What Does the Term "modern Tragedy" Mean in Literature?

While classical tragedy generally involved heroic people in simply awful situations (often of their own making), modern tragedy places everyday people in similar quagmires in a contemporary setting. The tragedy of "Oedipus Rex" involves a young prince involved in a prophecy that foretold he would kill his father and marry his mother, and when that improbable scenario comes true, the king needlessly blinds himself, abdicating his throne and leaving Thebes in chaos.

In the modern tragedy "Death of a Salesman," the main character is just a salesman, but his choices, when he comes to realize that he can no longer support his family, are writ just as large on the stage, as he needlessly commits suicide just a matter of weeks from paying off the mortgage, leaving his family in ruins.

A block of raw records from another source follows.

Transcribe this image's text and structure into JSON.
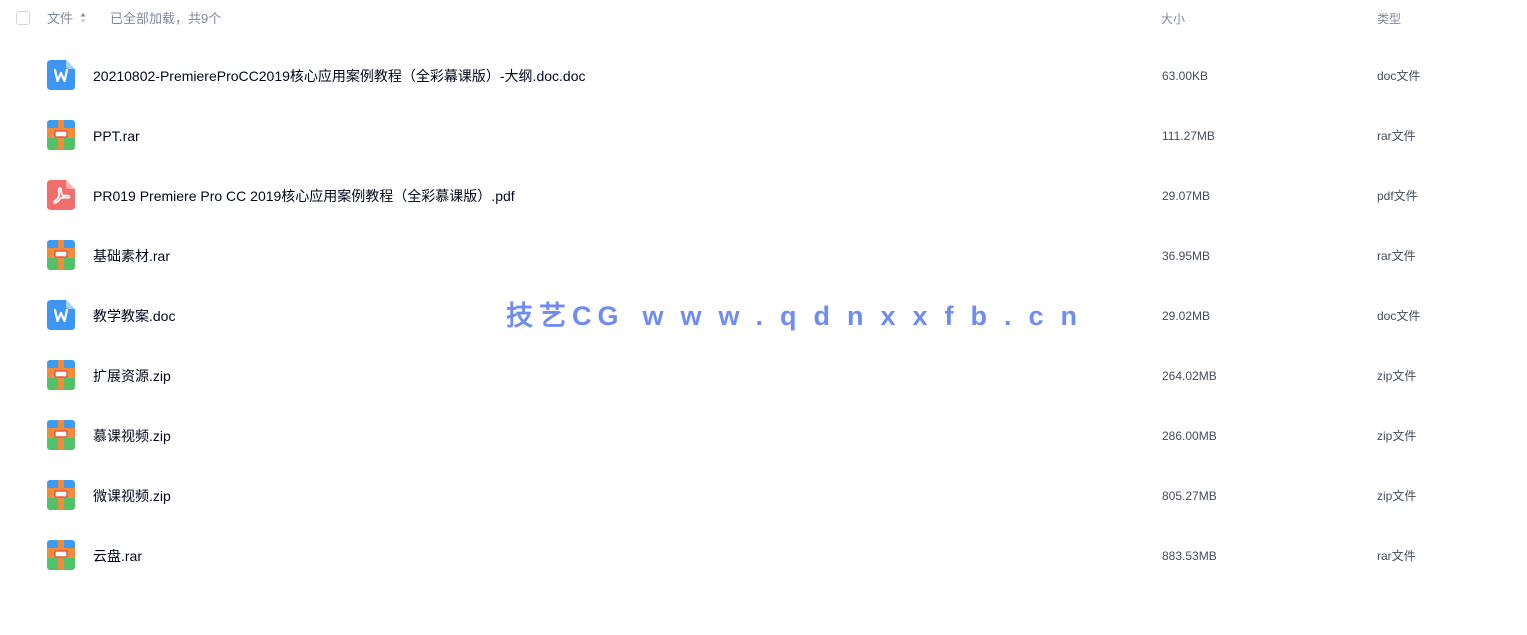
{
  "header": {
    "col_name": "文件",
    "load_status": "已全部加载，共9个",
    "col_size": "大小",
    "col_type": "类型"
  },
  "files": [
    {
      "name": "20210802-PremiereProCC2019核心应用案例教程（全彩幕课版）-大纲.doc.doc",
      "size": "63.00KB",
      "type": "doc文件",
      "icon": "word-doc-icon"
    },
    {
      "name": "PPT.rar",
      "size": "111.27MB",
      "type": "rar文件",
      "icon": "archive-icon"
    },
    {
      "name": "PR019 Premiere Pro CC 2019核心应用案例教程（全彩慕课版）.pdf",
      "size": "29.07MB",
      "type": "pdf文件",
      "icon": "pdf-icon"
    },
    {
      "name": "基础素材.rar",
      "size": "36.95MB",
      "type": "rar文件",
      "icon": "archive-icon"
    },
    {
      "name": "教学教案.doc",
      "size": "29.02MB",
      "type": "doc文件",
      "icon": "word-doc-icon"
    },
    {
      "name": "扩展资源.zip",
      "size": "264.02MB",
      "type": "zip文件",
      "icon": "archive-icon"
    },
    {
      "name": "慕课视频.zip",
      "size": "286.00MB",
      "type": "zip文件",
      "icon": "archive-icon"
    },
    {
      "name": "微课视频.zip",
      "size": "805.27MB",
      "type": "zip文件",
      "icon": "archive-icon"
    },
    {
      "name": "云盘.rar",
      "size": "883.53MB",
      "type": "rar文件",
      "icon": "archive-icon"
    }
  ],
  "watermark": {
    "brand": "技艺CG",
    "url": "www.qdnxxfb.cn"
  },
  "colors": {
    "word_blue": "#3d95f5",
    "pdf_red": "#f36d6d",
    "archive_blue": "#3a9cf2",
    "archive_orange": "#f28a3c",
    "archive_green": "#4fc26a",
    "watermark": "#6f8df0"
  }
}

While such tragic characters as Agamemnon, Antigone, Othello and Julius Caesar all stand tall in the pantheon of drama, their stories are not any grander in scale than the trials that modern people face over the course over their lives. Agamemnon needs to sacrifice a virgin to go off and fight his war, and he makes the awful mistake of choosing his daughter. In the tragic ending to Rabbit Angstrom's marriage in "Rabbit at Rest," his sensual greed leads him to make love to his daughter-in-law, an act that he can only follow by fleeing to Florida. The greed, covetousness and rage that lie within humans are the stuff of tragedy, whether one is a monarch or a mailman.